Confident of taking power at the next UK general election, the Labor party is setting out its vision to the country’s allies with vows of reconnecting with Europe after Brexit and delivering economic competence.
Last week at the World Economic Forum in Davos, and this week with a set-piece foreign policy speech, Labor bigwigs are pushing the fight against the crisis-ridden Conservatives well beyond UK borders.
The centre-left party — a political force under Tony Blair and Gordon Brown from 1997 to 2010 — promises continuity on the Conservative platform of unflinching UK support for Ukraine, along with skepticism towards China.
But in general, Labor’s would-be foreign secretary David Lammy offered a riposte to what he called the Conservatives’ “ideological leadership and reckless choices”.

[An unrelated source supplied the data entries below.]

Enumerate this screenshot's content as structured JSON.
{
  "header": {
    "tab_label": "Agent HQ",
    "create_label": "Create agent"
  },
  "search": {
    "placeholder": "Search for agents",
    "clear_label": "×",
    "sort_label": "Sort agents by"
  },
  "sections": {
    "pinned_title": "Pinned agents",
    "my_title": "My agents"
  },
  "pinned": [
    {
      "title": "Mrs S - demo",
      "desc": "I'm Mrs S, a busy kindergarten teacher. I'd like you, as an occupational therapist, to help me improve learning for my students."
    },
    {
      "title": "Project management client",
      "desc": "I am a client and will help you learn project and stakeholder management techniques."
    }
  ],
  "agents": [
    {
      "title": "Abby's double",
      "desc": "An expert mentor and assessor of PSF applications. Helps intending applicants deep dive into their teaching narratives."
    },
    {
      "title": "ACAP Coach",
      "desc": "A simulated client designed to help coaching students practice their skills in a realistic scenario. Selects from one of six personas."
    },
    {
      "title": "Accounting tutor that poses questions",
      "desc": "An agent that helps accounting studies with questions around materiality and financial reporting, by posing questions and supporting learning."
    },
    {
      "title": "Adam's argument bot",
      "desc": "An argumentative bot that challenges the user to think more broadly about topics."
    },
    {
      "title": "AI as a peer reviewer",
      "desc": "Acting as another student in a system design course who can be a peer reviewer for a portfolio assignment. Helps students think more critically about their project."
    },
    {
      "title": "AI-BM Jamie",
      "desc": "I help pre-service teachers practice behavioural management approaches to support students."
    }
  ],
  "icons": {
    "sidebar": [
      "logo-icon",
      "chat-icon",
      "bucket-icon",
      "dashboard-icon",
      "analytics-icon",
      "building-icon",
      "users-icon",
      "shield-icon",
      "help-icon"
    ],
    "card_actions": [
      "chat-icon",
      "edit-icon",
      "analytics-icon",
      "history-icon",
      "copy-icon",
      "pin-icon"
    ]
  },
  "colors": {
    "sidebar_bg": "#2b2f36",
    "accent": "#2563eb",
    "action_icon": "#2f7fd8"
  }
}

“It doesn’t have to be this way,” he told European and other foreign diplomats on Tuesday at the Chatham House international affairs think-tank in London.
“The UK is home to cutting-edge technology and services, world-leading universities, vibrant cultural industries, and it has the potential for unparalleled global connections.
“Labour will reset our foreign policy to create a ‘Britain Reconnected’, for security and prosperity at home.”
However, both Lammy and Labor leader Keir Starmer are ruling out the ultimate reconnection — by taking the UK back into the European Union, or at least its single market.
The 2016 Brexit settlement settled that debate, and EU allies themselves would rather the UK get on with building permanent new arrangements free of the never-ending rancour that characterizes the Conservatives’ approach to Brussels, Labor argues.
Labour’s slogan contrasts with the “Global Britain” promised by Boris Johnson when he took the country out of the EU at the start of 2020.
But trade deals promised by Johnson and his short-lived successor Liz Truss have done little to compensate for the loss of the UK’s friction-free relationship with its biggest markets across the Channel.
A disastrous economic experiment launched by Truss during her September-October tenure left the UK a “laughing stock” internationally, Lammy argued.
– Multilateralism –
Prime Minister Rishi Sunak is trying to steady the ship financially while also reaching out to the EU in a bid to overhaul contentious post-Brexit trading rules for Northern Ireland.
But with inflation in double digits, strikes crippling key sectors, and many Britons enduring cold and hunger this winter, all opinion polls point to a Labor triumph–and potential Tory wipeout–at the next general election.
With the vote likely next year, Labor knows it needs to be ready with credible policies for home and abroad to return to power for the first time since 2010.
At Davos, Starmer called for a “clean power alliance” of countries to fight climate change and bring down sky-high energy prices.
The alliance would be an “inverse OPEC”, he told financial big-hitters in the Swiss Alps, referring to the cartel of oil-producing countries.
Starmer also criticized Sunak for failing to come to Davos this year, stressing that his own presence and that of shadow finance minister Rachel Reeves showed “the United Kingdom will play its part on the global stage in a way I think it probably hasn’t in recent years”.
Lammy highlighted the need for a new security pact with the EU, and to restore the UK to the bloc’s “Horizon” programme, for scientific collaboration, pending a wider review of the two sides’ Brexit trade treaty in 2025.
And he vowed a new “mission statement” for the UK foreign office to deal with challenges from cyber governance to artificial intelligence.
“It’s extraordinary that at the moment, on climate, on biotech, on quantum, on all of these issues, on China, there is no structured dialogue between the UK and the European Union,” Lammy told BBC radio.
“So the message is reconnecting Britain to our allies and partners, getting back to multilateralism and using our soft power — the sixth-richest economy in the world, the English language, the Premier League, there’s so much going for us.”